What is needed
The line with "Decode this image" through the last line of the entries: give these again exactly, and only these, without any pictures.

Supplied data Start Marker

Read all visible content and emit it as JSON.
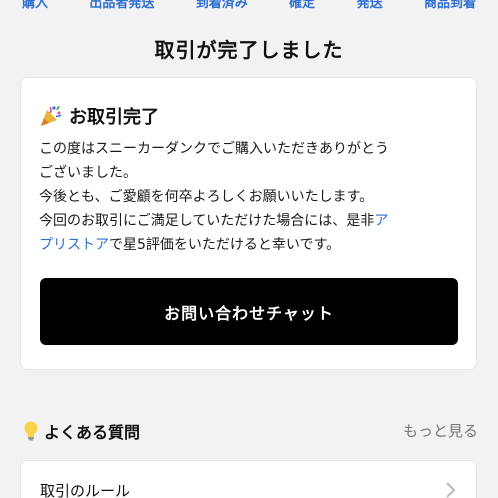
{
  "steps": [
    "購入",
    "出品者発送",
    "到着済み",
    "確定",
    "発送",
    "商品到着"
  ],
  "page_title": "取引が完了しました",
  "card": {
    "heading": "お取引完了",
    "message_lines": [
      "この度はスニーカーダンクでご購入いただきありがとう",
      "ございました。",
      "今後とも、ご愛顧を何卒よろしくお願いいたします。",
      "今回のお取引にご満足していただけた場合には、是非"
    ],
    "link_part1": "ア",
    "link_part2": "プリストア",
    "message_tail": "で星5評価をいただけると幸いです。",
    "chat_button": "お問い合わせチャット"
  },
  "faq": {
    "title": "よくある質問",
    "more": "もっと見る",
    "items": [
      {
        "label": "取引のルール"
      }
    ]
  },
  "colors": {
    "link": "#2f6fd1",
    "button_bg": "#000000",
    "background": "#f2f2f2"
  },
  "icons": {
    "heading_icon": "party-popper-icon",
    "faq_icon": "lightbulb-icon",
    "row_icon": "chevron-right-icon"
  }
}
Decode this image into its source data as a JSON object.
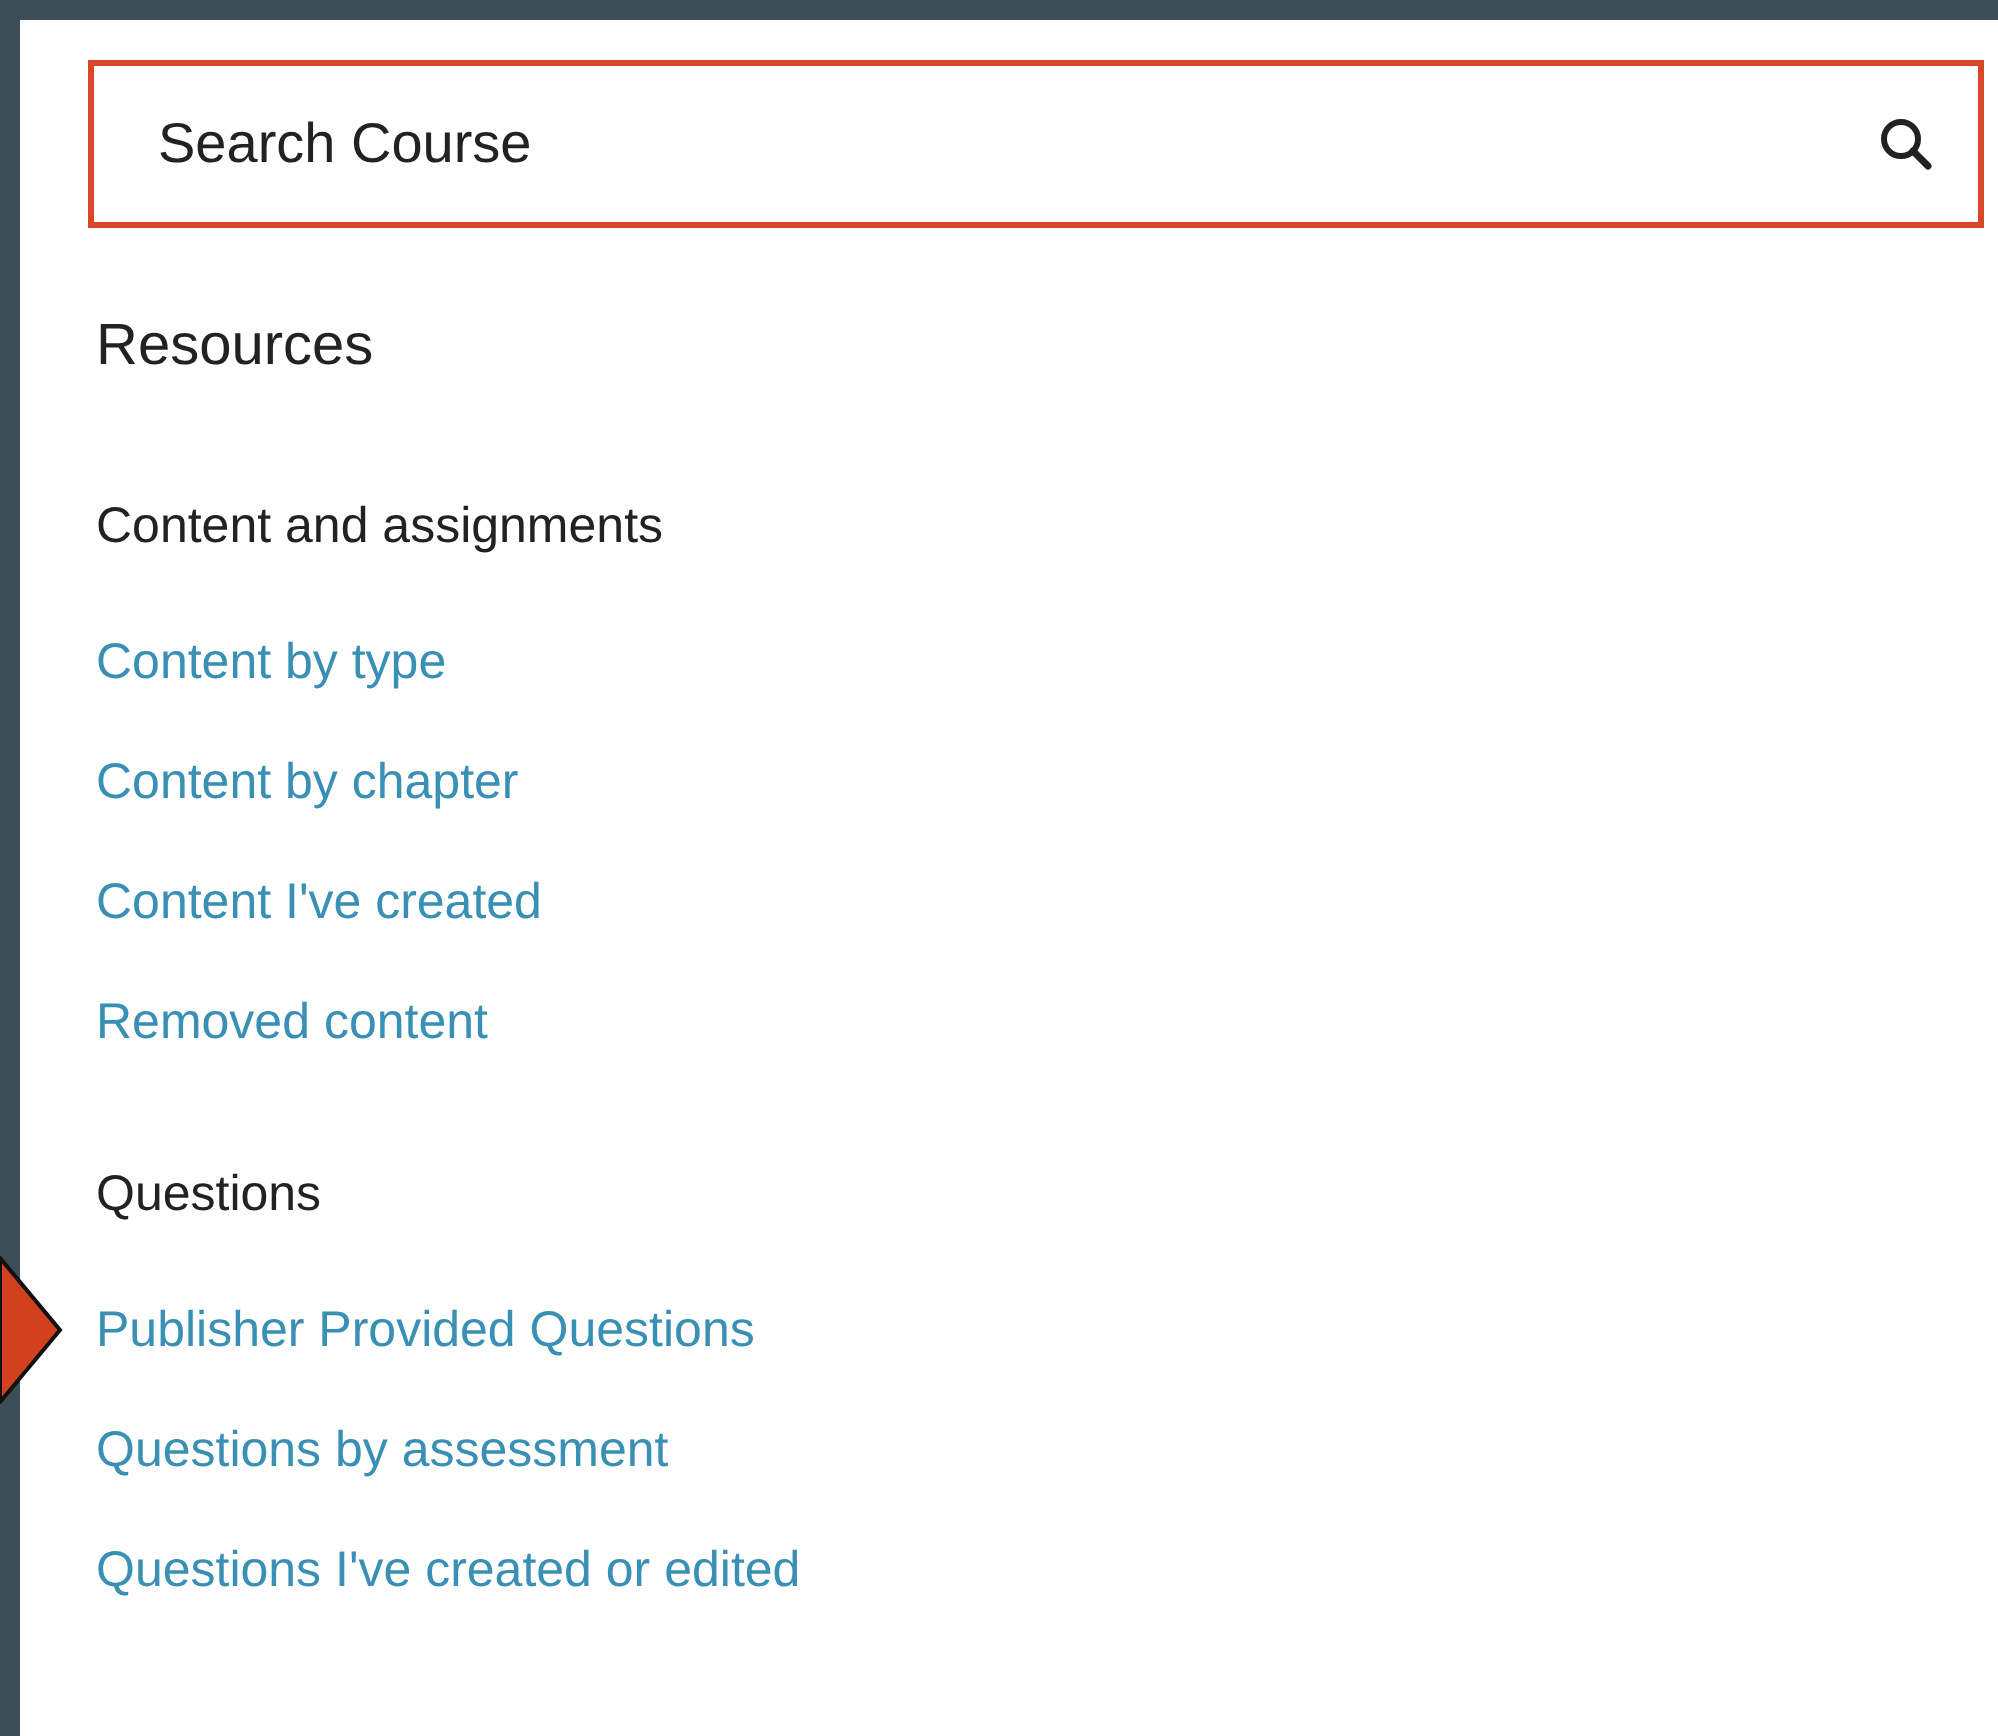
{
  "search": {
    "placeholder": "Search Course"
  },
  "title": "Resources",
  "sections": [
    {
      "heading": "Content and assignments",
      "links": [
        {
          "label": "Content by type",
          "pointed": false
        },
        {
          "label": "Content by chapter",
          "pointed": false
        },
        {
          "label": "Content I've created",
          "pointed": false
        },
        {
          "label": "Removed content",
          "pointed": false
        }
      ]
    },
    {
      "heading": "Questions",
      "links": [
        {
          "label": "Publisher Provided Questions",
          "pointed": true
        },
        {
          "label": "Questions by assessment",
          "pointed": false
        },
        {
          "label": "Questions I've created or edited",
          "pointed": false
        }
      ]
    }
  ]
}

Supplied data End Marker

The answer
Decode this image into its source data as a JSON object.
{
  "search": {
    "placeholder": "Search Course"
  },
  "title": "Resources",
  "sections": [
    {
      "heading": "Content and assignments",
      "links": [
        {
          "label": "Content by type",
          "pointed": false
        },
        {
          "label": "Content by chapter",
          "pointed": false
        },
        {
          "label": "Content I've created",
          "pointed": false
        },
        {
          "label": "Removed content",
          "pointed": false
        }
      ]
    },
    {
      "heading": "Questions",
      "links": [
        {
          "label": "Publisher Provided Questions",
          "pointed": true
        },
        {
          "label": "Questions by assessment",
          "pointed": false
        },
        {
          "label": "Questions I've created or edited",
          "pointed": false
        }
      ]
    }
  ]
}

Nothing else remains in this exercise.